McGowan split time between the rotation and bullpen last year, but it sounds like the Orioles are pursuing the 33-year-old strictly as a reliever. Combined during the past two seasons McGowan has a 3.01 ERA and 62/28 K/BB ratio in 69 innings out of the bullpen.
Brewers catcher Jonathan Lucroy is expected to miss 4-6 weeks with what the team is calling a mild right hamstring strain.
Lucroy was fantastic last season, starting 133 games at catcher and hitting .301 with 13 homers, a league-leading 53 doubles, and an .837 OPS on the way to finishing fourth in the MVP balloting behind Clayton Kershaw, Giancarlo Stanton, and Andrew McCutchen.
Even missing the full six weeks would give Lucroy enough time to recover before Opening Day, but he’d be starting the season with basically zero spring training action and any setbacks in his rehab could lead to missed regular season games.

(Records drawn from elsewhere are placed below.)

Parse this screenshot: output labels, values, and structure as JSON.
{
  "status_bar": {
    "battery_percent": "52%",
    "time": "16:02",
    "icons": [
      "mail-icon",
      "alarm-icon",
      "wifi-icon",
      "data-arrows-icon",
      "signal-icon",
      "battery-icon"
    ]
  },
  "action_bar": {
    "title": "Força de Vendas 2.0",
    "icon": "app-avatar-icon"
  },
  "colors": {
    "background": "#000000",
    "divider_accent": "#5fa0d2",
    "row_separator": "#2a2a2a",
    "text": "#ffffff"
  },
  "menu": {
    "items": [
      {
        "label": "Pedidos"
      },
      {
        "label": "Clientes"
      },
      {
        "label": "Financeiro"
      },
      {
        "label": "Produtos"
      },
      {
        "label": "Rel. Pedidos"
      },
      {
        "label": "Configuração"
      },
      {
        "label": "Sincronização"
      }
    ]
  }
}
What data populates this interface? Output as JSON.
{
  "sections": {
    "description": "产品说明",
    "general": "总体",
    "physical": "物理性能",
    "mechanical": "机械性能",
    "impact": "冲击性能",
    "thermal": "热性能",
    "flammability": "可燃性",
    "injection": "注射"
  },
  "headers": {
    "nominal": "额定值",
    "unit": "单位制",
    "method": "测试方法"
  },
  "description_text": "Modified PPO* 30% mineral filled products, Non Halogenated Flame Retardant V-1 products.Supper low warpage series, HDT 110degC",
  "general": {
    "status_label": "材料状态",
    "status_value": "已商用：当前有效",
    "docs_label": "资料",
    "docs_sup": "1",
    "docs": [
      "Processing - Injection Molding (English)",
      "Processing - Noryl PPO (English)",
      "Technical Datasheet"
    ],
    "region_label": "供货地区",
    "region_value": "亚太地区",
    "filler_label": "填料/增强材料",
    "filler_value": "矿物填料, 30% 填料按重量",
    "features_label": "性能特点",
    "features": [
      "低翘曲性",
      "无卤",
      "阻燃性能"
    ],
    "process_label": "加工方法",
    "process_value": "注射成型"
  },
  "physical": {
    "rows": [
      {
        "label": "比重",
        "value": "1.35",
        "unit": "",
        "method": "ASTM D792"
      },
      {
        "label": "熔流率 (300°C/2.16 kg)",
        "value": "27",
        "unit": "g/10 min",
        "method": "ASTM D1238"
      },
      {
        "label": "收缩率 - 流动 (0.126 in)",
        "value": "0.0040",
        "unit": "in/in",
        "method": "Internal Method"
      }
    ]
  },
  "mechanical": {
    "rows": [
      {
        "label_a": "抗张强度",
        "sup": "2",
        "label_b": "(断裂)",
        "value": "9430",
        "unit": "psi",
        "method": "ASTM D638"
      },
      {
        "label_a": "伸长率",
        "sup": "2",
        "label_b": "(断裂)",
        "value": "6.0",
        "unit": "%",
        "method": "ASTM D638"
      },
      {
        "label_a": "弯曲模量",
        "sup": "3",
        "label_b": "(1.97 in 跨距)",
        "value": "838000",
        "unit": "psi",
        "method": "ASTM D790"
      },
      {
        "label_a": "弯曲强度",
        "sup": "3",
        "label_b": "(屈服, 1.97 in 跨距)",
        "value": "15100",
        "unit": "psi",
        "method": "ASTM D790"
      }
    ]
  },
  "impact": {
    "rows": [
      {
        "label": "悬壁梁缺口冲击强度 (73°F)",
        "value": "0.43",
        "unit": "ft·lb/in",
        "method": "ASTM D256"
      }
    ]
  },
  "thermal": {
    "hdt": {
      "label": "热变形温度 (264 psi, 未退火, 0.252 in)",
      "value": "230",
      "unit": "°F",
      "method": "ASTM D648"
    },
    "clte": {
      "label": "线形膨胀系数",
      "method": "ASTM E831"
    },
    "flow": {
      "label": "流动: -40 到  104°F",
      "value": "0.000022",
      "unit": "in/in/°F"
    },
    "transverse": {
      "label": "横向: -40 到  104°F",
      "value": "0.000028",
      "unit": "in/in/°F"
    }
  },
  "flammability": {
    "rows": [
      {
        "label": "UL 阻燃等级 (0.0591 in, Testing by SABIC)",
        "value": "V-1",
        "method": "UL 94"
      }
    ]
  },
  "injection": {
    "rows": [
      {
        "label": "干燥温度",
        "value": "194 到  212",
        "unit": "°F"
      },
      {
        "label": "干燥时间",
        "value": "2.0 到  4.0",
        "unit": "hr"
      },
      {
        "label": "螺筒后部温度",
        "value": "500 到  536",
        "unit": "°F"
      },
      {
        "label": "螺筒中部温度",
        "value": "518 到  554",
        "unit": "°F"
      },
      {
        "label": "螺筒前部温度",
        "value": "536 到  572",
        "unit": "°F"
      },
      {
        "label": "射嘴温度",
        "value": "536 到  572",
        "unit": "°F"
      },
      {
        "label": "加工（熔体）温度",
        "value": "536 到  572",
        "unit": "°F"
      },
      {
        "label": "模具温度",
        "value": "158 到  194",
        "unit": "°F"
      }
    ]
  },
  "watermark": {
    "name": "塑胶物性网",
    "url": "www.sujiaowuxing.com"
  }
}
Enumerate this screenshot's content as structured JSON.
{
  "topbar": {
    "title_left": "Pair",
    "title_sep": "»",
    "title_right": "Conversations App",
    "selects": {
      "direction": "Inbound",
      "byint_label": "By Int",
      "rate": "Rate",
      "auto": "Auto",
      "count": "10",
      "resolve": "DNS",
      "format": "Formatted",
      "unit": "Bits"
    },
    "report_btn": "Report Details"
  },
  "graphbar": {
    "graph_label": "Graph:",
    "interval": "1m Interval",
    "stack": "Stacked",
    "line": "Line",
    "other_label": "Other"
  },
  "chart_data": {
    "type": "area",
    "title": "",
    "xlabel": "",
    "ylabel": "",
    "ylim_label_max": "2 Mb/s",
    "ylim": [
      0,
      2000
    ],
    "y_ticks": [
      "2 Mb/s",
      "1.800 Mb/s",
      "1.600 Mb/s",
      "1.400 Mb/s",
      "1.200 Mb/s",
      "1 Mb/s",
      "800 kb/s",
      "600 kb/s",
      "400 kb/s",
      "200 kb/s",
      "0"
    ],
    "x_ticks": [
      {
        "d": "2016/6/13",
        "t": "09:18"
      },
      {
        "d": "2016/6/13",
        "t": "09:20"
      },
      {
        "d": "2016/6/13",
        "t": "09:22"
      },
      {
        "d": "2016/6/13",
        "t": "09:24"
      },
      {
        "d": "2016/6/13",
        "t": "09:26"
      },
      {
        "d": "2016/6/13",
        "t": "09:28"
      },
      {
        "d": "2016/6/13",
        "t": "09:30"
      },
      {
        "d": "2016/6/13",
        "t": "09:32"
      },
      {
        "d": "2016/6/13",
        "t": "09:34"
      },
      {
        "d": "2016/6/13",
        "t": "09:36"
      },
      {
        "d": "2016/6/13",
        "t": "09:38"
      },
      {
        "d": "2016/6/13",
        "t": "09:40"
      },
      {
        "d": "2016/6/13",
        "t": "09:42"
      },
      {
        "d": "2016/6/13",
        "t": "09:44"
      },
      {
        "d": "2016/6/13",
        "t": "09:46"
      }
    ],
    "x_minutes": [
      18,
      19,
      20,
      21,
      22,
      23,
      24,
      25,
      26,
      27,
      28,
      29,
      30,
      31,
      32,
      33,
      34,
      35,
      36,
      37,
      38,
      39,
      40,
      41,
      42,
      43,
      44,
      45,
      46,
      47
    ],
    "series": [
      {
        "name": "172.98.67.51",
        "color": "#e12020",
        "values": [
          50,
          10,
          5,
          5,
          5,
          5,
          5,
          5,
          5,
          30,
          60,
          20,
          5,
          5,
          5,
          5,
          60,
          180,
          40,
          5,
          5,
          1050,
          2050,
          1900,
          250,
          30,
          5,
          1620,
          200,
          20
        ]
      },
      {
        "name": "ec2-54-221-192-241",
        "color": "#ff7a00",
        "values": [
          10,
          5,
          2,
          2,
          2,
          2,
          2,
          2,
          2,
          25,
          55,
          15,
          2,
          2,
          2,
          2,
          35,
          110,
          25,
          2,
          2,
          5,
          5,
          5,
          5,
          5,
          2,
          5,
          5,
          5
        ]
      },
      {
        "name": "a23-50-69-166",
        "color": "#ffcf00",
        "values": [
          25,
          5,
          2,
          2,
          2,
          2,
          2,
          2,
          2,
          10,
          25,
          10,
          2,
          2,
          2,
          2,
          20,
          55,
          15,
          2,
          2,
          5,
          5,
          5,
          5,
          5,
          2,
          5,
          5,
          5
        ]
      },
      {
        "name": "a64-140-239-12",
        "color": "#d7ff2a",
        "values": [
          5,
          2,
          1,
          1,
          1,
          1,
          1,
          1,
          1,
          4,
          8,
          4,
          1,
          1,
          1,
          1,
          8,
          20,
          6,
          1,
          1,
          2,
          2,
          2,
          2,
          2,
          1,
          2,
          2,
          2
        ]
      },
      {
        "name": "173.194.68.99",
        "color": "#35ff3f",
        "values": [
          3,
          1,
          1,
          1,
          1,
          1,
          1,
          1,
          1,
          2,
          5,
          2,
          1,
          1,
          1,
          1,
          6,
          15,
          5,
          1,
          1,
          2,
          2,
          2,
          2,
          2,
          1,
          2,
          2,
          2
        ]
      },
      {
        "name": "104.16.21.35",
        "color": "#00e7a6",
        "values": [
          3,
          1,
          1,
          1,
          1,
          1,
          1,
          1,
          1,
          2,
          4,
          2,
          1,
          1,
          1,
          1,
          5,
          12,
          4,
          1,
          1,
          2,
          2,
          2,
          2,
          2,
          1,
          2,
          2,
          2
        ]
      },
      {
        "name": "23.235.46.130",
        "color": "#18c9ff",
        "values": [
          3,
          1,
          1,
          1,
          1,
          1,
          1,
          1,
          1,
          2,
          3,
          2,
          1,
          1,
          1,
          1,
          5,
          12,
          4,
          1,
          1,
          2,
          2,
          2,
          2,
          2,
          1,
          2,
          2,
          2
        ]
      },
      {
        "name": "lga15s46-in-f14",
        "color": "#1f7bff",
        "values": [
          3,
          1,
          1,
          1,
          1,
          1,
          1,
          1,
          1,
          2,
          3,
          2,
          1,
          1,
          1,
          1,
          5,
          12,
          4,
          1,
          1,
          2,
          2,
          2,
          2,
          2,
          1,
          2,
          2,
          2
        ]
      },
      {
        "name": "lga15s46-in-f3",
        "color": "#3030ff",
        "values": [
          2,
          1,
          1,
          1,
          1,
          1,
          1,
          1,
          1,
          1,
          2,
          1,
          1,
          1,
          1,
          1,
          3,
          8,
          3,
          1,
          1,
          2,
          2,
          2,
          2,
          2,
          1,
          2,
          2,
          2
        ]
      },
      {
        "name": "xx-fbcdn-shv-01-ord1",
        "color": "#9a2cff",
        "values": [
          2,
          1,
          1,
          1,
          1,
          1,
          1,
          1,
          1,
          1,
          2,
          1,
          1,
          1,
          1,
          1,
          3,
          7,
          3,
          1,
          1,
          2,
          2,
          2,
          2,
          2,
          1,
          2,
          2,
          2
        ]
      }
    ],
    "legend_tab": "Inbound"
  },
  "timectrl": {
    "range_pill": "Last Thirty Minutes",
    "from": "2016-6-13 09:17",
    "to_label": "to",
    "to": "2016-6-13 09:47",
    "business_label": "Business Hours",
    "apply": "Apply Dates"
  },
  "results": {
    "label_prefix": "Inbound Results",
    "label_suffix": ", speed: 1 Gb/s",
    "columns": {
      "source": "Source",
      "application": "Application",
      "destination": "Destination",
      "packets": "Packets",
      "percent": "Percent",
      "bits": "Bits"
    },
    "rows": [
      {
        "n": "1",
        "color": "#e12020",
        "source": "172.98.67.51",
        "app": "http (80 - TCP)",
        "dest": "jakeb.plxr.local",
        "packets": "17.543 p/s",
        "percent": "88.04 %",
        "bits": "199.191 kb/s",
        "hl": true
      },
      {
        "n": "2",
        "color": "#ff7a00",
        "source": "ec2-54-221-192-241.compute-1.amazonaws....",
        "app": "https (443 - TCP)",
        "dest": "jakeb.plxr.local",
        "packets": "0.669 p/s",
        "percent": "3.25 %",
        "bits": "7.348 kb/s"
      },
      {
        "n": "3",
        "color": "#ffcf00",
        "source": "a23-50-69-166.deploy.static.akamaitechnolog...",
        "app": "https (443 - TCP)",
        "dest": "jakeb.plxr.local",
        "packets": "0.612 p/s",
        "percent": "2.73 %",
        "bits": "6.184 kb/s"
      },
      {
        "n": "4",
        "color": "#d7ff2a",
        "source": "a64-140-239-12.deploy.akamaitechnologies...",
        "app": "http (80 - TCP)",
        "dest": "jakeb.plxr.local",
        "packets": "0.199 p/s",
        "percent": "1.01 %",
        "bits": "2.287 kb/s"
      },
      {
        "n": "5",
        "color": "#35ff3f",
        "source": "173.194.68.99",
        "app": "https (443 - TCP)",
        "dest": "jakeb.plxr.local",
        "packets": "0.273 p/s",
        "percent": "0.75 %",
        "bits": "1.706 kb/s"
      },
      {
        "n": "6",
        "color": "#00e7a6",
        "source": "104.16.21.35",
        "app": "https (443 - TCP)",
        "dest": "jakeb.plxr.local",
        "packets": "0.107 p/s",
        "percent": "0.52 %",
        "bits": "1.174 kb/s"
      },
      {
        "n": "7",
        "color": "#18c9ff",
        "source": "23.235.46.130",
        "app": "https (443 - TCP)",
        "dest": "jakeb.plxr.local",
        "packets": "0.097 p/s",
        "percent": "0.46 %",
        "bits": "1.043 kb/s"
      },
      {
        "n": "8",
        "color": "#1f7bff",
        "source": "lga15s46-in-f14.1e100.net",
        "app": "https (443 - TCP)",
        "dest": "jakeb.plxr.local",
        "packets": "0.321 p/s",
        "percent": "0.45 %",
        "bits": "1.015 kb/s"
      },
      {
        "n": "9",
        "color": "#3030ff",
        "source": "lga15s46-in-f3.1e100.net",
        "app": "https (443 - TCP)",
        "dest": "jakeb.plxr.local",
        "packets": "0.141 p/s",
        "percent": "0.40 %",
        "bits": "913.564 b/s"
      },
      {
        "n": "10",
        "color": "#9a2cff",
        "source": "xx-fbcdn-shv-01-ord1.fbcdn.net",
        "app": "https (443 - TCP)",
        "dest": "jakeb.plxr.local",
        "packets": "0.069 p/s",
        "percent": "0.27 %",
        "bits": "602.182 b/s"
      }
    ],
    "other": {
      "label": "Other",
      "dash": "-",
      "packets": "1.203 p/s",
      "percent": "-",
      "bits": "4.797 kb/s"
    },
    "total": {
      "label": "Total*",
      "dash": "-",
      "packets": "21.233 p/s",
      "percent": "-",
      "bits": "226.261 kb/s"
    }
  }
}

Martin Maldonado is the backup catcher and the Brewers liked him enough in that limited role to give him a two-year, $1.95 million deal in January, but he’s a 28-year-old career .225 hitter with a .651 OPS and logged just 126 plate appearances in 2014.
Matt Capps, who’s missed most of the past two seasons with shoulder problems, has agreed to a minor-league contract with the Braves.
Capps was a closer for the Pirates, Nationals, and Twins, totaling 137 saves from 2007-2012, but he hasn’t pitched in the majors since then and spent the past two seasons at Triple-A for the Indians and was mostly on the disabled list there.
Capps is still just 31 years old and if healthy could be a potential setup man for Braves closer Craig Kimbrel.